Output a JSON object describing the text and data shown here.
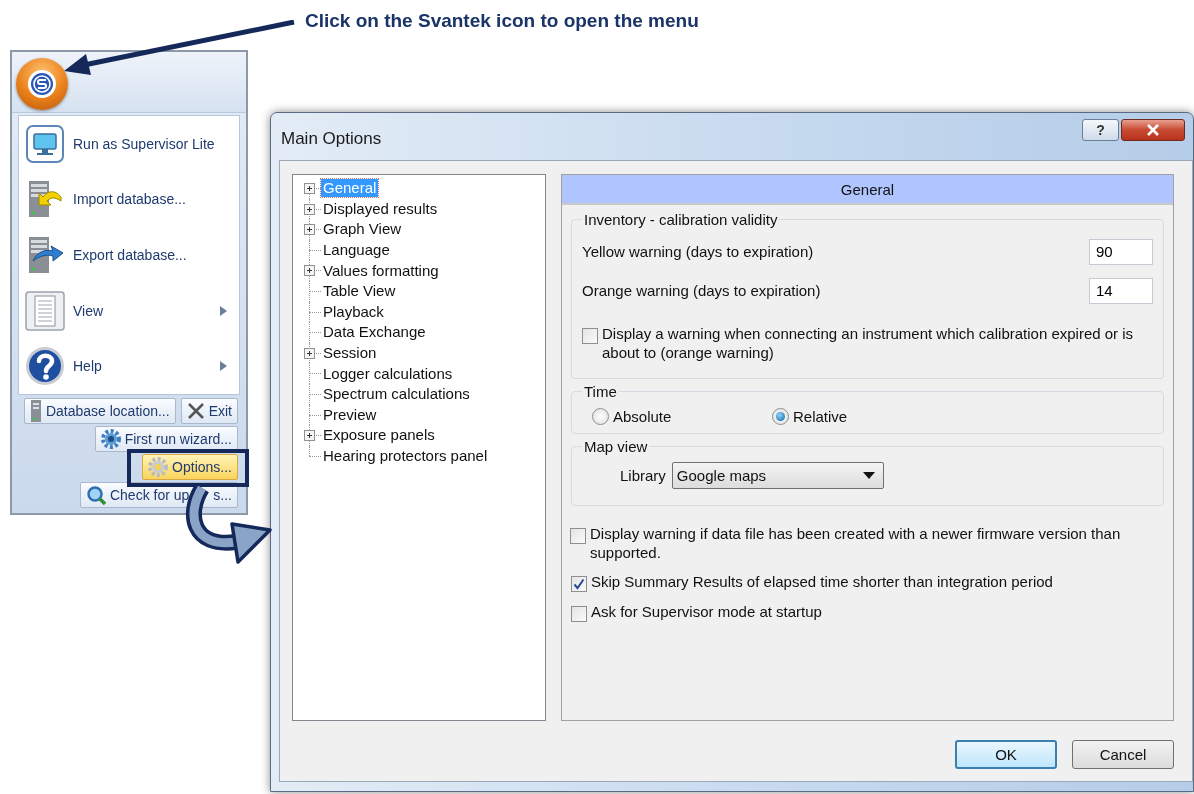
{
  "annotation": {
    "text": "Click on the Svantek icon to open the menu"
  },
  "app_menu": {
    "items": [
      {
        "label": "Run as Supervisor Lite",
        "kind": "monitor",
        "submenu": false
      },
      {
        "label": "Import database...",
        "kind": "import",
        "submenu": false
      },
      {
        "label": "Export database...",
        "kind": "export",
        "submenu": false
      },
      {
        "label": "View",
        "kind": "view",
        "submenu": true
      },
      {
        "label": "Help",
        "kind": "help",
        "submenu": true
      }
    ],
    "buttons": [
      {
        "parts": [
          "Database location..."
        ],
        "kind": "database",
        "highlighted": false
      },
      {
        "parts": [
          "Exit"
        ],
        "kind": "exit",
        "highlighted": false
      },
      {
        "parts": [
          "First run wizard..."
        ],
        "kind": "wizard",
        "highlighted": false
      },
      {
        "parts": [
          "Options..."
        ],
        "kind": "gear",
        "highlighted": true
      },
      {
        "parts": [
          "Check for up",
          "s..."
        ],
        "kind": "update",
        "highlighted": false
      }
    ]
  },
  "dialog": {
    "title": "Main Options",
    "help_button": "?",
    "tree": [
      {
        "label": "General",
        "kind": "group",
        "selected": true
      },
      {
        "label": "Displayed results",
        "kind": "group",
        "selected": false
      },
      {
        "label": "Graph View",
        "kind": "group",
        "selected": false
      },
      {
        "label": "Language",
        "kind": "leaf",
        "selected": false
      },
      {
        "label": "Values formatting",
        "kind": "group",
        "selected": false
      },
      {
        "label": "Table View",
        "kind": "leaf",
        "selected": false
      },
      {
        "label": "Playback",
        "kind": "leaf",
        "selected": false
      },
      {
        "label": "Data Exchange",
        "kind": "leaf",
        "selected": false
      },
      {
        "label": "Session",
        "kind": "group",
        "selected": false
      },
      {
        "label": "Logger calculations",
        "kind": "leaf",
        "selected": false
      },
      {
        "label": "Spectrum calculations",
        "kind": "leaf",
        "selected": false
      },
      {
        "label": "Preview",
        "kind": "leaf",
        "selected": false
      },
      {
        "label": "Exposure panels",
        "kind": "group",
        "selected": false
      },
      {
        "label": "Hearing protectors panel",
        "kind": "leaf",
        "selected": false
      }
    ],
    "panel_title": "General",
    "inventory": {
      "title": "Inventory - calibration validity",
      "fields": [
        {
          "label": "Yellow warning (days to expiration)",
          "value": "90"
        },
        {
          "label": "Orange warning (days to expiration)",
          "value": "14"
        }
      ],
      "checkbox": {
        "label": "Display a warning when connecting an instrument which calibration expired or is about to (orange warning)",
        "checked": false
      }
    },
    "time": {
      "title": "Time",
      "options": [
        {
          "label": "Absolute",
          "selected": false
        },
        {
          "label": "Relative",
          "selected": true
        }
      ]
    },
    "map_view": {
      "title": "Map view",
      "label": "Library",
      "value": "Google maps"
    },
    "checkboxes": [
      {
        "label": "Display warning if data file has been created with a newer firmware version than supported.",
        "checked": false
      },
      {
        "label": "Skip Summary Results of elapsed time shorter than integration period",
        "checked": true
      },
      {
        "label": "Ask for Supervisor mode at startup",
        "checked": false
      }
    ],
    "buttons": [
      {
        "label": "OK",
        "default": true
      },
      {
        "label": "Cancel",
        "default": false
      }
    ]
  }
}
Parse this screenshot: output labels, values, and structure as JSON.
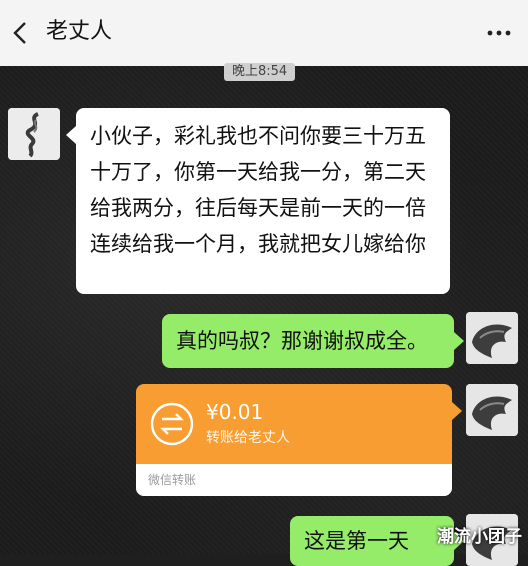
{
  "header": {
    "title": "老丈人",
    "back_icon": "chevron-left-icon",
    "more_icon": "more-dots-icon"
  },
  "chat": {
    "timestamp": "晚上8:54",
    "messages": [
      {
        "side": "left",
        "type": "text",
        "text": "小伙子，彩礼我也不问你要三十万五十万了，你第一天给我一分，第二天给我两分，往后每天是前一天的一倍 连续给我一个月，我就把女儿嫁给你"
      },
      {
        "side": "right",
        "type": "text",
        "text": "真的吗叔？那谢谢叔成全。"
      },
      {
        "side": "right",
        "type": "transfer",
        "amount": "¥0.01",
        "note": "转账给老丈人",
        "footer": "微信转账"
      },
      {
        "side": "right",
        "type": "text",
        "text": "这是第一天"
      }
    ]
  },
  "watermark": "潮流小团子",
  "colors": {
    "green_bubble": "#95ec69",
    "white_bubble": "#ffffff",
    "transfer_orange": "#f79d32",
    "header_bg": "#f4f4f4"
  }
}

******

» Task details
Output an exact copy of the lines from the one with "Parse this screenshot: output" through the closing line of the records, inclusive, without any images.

» Answer box
Parse this screenshot: output labels, values, and structure as JSON.
{
  "header": {
    "title": "老丈人",
    "back_icon": "chevron-left-icon",
    "more_icon": "more-dots-icon"
  },
  "chat": {
    "timestamp": "晚上8:54",
    "messages": [
      {
        "side": "left",
        "type": "text",
        "text": "小伙子，彩礼我也不问你要三十万五十万了，你第一天给我一分，第二天给我两分，往后每天是前一天的一倍 连续给我一个月，我就把女儿嫁给你"
      },
      {
        "side": "right",
        "type": "text",
        "text": "真的吗叔？那谢谢叔成全。"
      },
      {
        "side": "right",
        "type": "transfer",
        "amount": "¥0.01",
        "note": "转账给老丈人",
        "footer": "微信转账"
      },
      {
        "side": "right",
        "type": "text",
        "text": "这是第一天"
      }
    ]
  },
  "watermark": "潮流小团子",
  "colors": {
    "green_bubble": "#95ec69",
    "white_bubble": "#ffffff",
    "transfer_orange": "#f79d32",
    "header_bg": "#f4f4f4"
  }
}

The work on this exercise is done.